London — The biggest brewer in the world, Anheuser-Busch InBev raised the price it has offered to pay for its rival SABMiller on Tuesday.

The world’s biggest beer company, Anheuser-Busch InBev, bid $107 billion to buy the world’s second-biggest beer company, SABMiller. Last week, the federal government approved the proposal reached after months of negotiations. Merged, the two companies will account for about the 30 percent of all global beer sales. Anheuser-Busch would get benefitted since the brewery will have greater dominance in Latin America and substantial operations in Africa. However, the Brexit elections generated uncertainty about the value of the pound against the dollar and the euro.

The SABMiller’s Dreher brewery in Budapest Image Credit: Bloomberg News

Anheuser-Busch announced on July 26 that it would now pay 45 pounds ($59) a share in cash for SABMiller, which is an increase of 1 pound from its prior offer.

That would value SABMiller at £79 billion 

Anheuser-Busch also claimed that the offer was final and that the company will “not further the cash element or increase the cash consideration or the exchange ratio of the partial share alternative,” according to the Financial Times.

Anheuser-Busch had made the offer of a partial share, with the idea of winning the support of American tobacco company Altria and the Santo Domingo family of Colombia, which are SABMiller’s two largest shareholders.

The partial share would allow them to avoid a huge tax bill from the sale of their holdings.
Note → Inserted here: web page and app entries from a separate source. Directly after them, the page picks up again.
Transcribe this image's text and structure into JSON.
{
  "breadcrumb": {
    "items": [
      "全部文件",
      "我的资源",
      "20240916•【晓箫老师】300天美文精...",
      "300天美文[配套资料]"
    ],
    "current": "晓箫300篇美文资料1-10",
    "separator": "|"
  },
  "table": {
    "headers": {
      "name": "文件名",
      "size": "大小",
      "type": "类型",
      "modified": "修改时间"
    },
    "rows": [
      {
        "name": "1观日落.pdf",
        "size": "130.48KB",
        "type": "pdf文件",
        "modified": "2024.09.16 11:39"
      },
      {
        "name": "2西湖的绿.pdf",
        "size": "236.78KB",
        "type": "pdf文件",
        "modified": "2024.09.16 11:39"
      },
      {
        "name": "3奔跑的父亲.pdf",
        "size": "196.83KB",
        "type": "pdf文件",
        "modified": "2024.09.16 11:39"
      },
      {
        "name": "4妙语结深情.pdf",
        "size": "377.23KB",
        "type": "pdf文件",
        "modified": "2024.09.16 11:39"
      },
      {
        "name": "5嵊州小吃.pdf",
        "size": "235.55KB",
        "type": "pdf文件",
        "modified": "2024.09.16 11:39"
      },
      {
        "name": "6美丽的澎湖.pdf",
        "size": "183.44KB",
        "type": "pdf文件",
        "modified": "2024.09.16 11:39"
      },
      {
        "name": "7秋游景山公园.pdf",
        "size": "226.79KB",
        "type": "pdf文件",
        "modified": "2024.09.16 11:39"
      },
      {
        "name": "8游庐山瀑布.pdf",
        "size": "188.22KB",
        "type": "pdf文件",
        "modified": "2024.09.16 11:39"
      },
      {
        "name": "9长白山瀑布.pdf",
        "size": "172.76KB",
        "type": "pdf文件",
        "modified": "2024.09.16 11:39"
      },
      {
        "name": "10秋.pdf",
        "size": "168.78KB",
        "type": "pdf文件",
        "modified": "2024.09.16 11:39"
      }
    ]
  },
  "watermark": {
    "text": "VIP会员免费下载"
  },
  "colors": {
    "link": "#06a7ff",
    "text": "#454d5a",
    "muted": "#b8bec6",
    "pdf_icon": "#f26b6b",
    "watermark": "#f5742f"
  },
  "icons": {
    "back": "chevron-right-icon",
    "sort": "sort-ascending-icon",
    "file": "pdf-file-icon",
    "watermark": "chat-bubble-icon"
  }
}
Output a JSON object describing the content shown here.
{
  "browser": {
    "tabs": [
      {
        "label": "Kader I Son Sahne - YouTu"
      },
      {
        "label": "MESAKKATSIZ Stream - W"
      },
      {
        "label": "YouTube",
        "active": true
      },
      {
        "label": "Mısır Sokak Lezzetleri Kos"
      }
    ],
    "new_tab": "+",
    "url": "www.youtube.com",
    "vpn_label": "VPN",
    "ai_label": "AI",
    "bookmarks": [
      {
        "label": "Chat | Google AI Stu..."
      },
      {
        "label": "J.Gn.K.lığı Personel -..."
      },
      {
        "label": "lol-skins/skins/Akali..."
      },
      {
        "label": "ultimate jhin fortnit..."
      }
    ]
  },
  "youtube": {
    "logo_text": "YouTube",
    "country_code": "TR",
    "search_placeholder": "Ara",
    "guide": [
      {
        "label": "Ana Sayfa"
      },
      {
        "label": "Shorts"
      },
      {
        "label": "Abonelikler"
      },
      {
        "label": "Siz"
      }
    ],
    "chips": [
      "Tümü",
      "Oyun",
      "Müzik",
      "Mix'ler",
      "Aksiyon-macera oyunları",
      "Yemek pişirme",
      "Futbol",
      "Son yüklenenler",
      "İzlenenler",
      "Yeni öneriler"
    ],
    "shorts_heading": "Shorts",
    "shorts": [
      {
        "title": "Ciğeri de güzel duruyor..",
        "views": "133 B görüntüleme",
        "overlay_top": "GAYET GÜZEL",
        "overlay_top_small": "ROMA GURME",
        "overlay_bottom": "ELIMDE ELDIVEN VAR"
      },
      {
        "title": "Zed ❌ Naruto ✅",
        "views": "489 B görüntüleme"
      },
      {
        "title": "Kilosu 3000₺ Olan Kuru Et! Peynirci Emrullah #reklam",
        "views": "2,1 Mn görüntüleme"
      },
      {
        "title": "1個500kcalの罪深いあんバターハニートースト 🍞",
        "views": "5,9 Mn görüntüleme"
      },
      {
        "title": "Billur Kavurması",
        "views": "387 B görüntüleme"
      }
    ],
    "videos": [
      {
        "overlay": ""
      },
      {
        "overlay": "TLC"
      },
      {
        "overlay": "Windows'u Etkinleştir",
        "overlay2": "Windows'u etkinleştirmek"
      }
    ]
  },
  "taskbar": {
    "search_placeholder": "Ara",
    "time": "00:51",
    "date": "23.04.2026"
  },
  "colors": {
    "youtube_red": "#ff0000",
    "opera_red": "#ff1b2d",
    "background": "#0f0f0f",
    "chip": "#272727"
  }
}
However, after the Brexit elections some investors were worried about a potential increase in the value of the share alternative as the pound has fallen sharply.

As of 25 July’s close, the partial share alternative was worth £51.14 a share but that did not account for the lockup period of five years or “any discount for the unlisted nature of the restricted shares”. Shares of SABMiller closed at £44.40 in London on Monday.

In the other hand, SABMiller claimed it was considering the revised offer and confirmed the reunion between the chairmen of the two giants, with the idea of discussing ‘recent exchange rate volatility’ and other market movements.

However, a SABMiller shareholder, Aberdeen Asset Management, released a statement on Tuesday, claiming the revised deal was unacceptable because it undervalued the company, favoring Altria and Santo Domingo family of Colombia.

“We have engaged with SABMiller’s board on the differential treatment of shareholders since the deal was first constructed,” Aberdeen said. “The way that the value of the partial share offer has diverged from the cash offer has compounded our discomfort.”

Anheuser-Busch has entered into several agreements to sell assets from the merged company in order to calm regulators about the deal.

The company has already received blessings in the European Union, the United States and South Africa for the bid and is awaiting approval in China.

How will this deal affect beer lovers?

According to Time, beer insiders have stated that the merging of the two giants will impact the small companies.

There could be fewer locally-owned breweries, and therefore fewer consumer choices, which derive on fewer imports, less innovation, and fewer craft brews.

The good thing for all beer lovers in that it won’t happen overnight and, at least for the next couple of years, there won’t be a significant impact.

Several representatives of small and independent brewers have stated the U.S. Justice Department’s approval of the deal looks good since it imposes a series of conditions designed to prevent the mega-beer company of distorting the U.S. market.

Source: The New York Times